Compulsions are excessive or not connected in a realistic way to the problem they are intended to address. It is clear that compulsive acts are excessive or that they are not related to the problem they are intended to resolve.

People with OCD also experience compulsions that can vary from person to person.

Types of Obsessions

The common misconception about OCD is that being "obsessed" doesn't mean loving or cherishing something or someone or enjoying the thoughts. Instead, obsessions in OCD are distressing, time-consuming, and fear-based.

Characteristics of OCD Obsessions

  1. Internal experiences can be unpleasant, recurring, and feel out of one's control at times.

  2. They induce extreme pain, such as anxiety, contempt, and fear, and can sometimes be unbearable.

  3. As long as these ideas persist, the person is incapable of focusing on other things that matter to them.

Although the exact content and nature of OCD obsessions may differ from person to person, there are a certain number of common themes.


There are many obsessions with contamination, including dirt, germs, bodily fluids, diseases, environmental toxins, or chemicals.


People who are obsessed with harm may fear harming themselves or other people, be concerned about being responsible for a bad result or unintentionally harm others.

When people with OCD have harm-related obsessions, they do not necessarily fear that they will intentionally harm. Rather, they might be worried about unintentionally harming people out of carelessness, which could lead to checking compulsions (like needing to check all the outlets in their home before leaving).

Unwanted sexual thoughts

OCD can result in intrusive, unwanted, perverse, or forbidden thoughts related to sexuality. These obsessive thoughts can take the form of images or urges about homosexuality, sexual thoughts about children, incest, or rape.

Losing Control

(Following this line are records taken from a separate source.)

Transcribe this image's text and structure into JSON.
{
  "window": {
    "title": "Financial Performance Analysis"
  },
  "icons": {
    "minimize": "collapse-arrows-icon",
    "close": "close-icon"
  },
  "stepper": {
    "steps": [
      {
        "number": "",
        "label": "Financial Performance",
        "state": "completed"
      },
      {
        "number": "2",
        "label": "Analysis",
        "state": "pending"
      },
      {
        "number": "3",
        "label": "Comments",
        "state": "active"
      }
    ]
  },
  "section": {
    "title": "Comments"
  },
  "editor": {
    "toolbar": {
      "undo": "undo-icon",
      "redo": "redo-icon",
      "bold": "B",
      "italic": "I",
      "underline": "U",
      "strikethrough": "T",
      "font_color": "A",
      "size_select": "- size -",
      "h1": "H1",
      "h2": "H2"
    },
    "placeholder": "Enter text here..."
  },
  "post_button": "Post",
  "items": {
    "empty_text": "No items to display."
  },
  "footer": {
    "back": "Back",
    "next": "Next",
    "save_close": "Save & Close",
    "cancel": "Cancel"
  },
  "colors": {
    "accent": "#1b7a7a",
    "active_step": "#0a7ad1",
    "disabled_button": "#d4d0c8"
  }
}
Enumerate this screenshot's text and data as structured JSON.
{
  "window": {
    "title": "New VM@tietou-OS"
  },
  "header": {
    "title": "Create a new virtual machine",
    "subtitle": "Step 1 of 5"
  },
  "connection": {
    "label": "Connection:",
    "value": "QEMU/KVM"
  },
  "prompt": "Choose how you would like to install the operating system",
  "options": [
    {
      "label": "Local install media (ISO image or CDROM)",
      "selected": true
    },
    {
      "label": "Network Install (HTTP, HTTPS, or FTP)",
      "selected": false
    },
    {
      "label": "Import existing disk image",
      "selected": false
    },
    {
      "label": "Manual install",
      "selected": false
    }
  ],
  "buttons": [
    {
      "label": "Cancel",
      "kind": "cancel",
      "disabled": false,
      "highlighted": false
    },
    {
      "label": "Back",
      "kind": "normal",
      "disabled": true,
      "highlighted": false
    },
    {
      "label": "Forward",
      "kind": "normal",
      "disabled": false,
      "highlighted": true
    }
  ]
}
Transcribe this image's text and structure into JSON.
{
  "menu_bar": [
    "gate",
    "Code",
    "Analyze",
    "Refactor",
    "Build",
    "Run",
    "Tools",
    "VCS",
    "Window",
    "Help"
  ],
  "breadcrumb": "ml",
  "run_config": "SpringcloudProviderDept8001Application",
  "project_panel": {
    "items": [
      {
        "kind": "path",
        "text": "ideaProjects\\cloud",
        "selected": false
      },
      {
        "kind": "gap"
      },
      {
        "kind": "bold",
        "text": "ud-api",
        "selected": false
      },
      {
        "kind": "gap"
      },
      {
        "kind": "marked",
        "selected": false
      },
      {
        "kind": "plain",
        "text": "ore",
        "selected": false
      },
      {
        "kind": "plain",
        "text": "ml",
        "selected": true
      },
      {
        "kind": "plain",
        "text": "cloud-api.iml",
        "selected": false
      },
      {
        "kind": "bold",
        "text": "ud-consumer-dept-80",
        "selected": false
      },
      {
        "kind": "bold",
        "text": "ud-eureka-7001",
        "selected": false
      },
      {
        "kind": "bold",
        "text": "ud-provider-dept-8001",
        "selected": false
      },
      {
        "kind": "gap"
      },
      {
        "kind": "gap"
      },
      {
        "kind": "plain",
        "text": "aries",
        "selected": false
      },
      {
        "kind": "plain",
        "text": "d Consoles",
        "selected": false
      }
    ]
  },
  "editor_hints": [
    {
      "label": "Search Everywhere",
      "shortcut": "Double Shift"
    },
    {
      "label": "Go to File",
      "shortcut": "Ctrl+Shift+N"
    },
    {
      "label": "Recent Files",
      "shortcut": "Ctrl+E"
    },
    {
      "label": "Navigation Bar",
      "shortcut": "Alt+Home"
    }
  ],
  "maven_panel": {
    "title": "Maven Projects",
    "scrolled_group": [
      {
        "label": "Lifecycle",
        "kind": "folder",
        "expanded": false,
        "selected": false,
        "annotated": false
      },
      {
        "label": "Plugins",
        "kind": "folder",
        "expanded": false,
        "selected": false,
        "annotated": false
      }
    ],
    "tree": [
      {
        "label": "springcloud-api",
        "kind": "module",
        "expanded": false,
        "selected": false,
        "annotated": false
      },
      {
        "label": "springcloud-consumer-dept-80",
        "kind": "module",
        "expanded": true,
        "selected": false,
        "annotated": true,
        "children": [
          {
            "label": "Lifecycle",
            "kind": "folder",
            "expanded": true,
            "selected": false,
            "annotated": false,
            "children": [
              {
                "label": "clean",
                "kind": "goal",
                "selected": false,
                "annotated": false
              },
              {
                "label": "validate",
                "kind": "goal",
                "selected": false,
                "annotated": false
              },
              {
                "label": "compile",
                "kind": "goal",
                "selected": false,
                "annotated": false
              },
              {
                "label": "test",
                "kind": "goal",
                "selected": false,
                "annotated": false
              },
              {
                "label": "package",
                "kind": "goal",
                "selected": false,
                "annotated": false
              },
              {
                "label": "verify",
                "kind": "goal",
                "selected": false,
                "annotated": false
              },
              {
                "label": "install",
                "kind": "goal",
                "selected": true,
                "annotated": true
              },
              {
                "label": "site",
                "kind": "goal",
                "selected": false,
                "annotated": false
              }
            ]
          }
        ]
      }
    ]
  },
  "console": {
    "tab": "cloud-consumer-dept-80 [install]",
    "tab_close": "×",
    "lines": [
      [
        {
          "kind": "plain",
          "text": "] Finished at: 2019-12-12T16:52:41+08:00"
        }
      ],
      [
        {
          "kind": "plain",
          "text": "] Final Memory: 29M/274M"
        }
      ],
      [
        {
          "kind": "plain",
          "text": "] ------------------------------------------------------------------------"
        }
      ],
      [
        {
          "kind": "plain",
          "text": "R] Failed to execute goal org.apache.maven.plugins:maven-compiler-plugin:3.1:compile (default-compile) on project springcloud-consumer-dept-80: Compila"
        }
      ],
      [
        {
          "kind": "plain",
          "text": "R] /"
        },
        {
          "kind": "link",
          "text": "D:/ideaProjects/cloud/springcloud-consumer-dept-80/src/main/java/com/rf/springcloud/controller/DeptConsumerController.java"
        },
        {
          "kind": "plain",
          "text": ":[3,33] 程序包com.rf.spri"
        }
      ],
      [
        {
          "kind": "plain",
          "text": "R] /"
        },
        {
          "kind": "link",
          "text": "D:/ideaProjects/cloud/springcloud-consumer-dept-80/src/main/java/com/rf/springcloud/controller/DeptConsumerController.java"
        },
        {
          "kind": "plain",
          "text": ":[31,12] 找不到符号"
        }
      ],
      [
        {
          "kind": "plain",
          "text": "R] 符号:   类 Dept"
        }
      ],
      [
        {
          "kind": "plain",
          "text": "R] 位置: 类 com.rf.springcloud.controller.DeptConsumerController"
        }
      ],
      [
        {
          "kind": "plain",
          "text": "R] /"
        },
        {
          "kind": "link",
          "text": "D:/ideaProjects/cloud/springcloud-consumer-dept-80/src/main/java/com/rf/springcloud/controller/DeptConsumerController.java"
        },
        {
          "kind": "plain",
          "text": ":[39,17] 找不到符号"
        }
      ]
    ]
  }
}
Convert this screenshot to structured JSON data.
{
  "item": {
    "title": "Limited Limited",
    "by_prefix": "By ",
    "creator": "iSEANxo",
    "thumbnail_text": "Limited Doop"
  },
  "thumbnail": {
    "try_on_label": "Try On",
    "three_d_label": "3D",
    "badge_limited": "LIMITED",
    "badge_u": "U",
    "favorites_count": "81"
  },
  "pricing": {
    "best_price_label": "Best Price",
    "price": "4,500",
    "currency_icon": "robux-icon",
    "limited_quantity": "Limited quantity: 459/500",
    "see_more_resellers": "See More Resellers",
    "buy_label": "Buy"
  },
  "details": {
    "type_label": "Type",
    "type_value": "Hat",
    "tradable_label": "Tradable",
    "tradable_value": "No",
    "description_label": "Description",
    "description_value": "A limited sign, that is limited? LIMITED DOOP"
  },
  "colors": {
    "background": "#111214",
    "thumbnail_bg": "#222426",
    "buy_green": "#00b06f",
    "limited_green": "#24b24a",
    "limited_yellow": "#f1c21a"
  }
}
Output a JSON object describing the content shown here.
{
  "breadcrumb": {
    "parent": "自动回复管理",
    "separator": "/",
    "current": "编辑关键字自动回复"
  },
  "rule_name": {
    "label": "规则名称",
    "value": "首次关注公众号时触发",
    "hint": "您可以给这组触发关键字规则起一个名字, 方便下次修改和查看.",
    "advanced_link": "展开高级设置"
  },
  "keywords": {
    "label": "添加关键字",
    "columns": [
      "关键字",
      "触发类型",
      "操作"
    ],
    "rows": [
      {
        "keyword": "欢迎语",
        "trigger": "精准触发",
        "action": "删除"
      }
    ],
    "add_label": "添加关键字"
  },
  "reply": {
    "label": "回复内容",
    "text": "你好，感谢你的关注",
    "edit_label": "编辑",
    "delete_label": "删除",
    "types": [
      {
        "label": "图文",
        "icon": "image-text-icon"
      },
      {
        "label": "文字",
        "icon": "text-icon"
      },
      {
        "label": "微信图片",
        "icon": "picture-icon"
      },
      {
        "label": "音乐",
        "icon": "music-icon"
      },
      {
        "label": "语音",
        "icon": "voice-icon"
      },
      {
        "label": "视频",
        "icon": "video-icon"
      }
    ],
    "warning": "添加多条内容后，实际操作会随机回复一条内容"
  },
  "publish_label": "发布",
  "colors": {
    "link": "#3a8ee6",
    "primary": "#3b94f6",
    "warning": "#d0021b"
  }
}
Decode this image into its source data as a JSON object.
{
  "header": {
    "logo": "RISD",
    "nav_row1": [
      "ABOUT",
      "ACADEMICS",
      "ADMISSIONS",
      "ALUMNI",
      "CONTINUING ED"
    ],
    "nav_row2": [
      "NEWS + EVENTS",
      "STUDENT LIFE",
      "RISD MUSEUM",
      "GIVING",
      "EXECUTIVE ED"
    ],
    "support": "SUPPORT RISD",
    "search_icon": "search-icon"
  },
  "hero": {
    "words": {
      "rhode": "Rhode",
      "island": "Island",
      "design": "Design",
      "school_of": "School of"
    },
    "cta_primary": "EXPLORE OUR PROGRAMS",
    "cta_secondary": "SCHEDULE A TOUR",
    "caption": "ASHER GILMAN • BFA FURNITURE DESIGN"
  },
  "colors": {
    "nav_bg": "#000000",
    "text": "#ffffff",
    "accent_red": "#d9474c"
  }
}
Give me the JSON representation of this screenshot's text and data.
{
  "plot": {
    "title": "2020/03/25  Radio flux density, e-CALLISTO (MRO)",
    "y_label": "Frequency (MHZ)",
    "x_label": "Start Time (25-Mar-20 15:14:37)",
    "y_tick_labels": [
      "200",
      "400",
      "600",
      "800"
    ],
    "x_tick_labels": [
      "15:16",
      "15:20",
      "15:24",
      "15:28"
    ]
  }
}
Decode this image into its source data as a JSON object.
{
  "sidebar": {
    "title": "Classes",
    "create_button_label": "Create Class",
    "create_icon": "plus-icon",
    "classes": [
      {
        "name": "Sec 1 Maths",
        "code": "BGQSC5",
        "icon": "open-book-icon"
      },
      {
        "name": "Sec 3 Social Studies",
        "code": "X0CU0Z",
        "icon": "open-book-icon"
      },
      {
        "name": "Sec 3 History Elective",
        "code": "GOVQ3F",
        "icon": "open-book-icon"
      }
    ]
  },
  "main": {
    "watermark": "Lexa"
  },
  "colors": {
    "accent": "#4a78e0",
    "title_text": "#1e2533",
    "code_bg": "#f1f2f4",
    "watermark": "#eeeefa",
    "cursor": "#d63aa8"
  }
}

People with OCD may have an excessive fear of losing control. They are worried about causing harm to themselves or others through impulsive and abusive verbal acts, such as insults or words that are taboo or forbidden, or harmful physical acts such as stealing or violence. Often, these obsessions are associated with aggressive or even horrifying mental images.


Obsessions "just right" are about symmetry, evenness, exactness, a need to remember, following rigid rituals or expectations, and an overall need for something to feel "just right."

Physical Illness

The obsession with illness and disease can be distinct from the obsessions with germs. People with OCD may be preoccupied with worries that they have or will get a disease.

OCD patients tend to be hyperaware of bodily processes like swallowing or breathing which can lead to obsessions related to illnesses, pain, and disease.

But why?

The answer is stress! Stress is the undercurrent of Obsessive-Compulsive Disorder.

Concurrent stress generates anxiety symptoms— flaring OCD behaviours.

Stress interferes with the treatment of this disorder, disabling the patient from getting any benefits… making it worse. Stress does tamper with required coping skills during the treatment. The patient rather develops ‘poor coping mechanisms’ like avoiding instructions prescribed by the psychologist. Running away from real-life situations, Drinking too much coffee or engaging in binging and smoking profusely.

Aggravation of stress laced with anxiety might lead to promiscuous behaviour in certain cases.

Short and long term effects of OCD

Obsessive-Compulsive Disorder strain relationships within the family and outside. It becomes a problem at work or school and also in social life. Such individuals hardly contribute to their families or society. Over a long length of time, if this disorder is left untreated may cause severe depression and anxiety issues.

Untreated OCD can diminish grey matter in the brain making people lose control over impulses. The low grey matter might twitch the way the brain processes information. This might lead to such people being more obsessed with bad and sexually aroused thoughts.

Patients must keep a tab on their stress levels by learning more about it. Recognising stress is a significant step: only then they can regulate it using appropriate stress management procedures.